App and web page records

============

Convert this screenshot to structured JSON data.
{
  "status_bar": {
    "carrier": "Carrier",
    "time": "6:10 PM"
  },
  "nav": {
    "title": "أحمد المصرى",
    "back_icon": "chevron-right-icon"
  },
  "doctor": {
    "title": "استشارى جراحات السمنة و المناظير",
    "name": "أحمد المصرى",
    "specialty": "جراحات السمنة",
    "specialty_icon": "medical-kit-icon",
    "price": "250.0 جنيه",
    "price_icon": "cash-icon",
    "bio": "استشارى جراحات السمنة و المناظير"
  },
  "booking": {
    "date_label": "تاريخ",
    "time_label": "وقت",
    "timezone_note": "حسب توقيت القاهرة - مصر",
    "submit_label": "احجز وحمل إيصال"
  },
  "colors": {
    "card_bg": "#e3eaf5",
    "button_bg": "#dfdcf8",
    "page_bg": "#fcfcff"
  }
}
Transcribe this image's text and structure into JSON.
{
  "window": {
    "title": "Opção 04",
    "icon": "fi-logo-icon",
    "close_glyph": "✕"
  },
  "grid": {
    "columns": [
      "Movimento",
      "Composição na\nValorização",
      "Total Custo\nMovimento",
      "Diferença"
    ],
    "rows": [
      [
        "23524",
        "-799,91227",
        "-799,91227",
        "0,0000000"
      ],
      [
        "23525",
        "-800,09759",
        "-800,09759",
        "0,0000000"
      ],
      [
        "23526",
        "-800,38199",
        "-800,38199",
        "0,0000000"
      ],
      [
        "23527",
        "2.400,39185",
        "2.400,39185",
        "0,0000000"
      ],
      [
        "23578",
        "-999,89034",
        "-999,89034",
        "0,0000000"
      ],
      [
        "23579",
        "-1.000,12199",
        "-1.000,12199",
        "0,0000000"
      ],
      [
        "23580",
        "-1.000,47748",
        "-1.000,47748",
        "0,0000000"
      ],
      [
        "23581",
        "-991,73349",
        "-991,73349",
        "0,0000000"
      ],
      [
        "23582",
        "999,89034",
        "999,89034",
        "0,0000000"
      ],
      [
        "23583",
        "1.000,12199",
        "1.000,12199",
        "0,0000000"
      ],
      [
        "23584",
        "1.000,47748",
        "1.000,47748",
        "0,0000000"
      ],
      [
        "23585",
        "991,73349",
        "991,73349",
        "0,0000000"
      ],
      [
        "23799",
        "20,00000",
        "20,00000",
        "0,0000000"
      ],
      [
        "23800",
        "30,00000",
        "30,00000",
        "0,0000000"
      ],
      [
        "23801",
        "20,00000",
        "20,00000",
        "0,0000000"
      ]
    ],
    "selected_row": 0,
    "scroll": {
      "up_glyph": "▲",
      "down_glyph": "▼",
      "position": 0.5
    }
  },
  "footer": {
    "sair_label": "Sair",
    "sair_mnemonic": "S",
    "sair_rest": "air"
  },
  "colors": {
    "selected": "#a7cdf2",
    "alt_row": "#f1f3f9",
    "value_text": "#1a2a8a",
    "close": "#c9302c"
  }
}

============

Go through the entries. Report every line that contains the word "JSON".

Convert this screenshot to structured JSON data.
Transcribe this image's text and structure into JSON.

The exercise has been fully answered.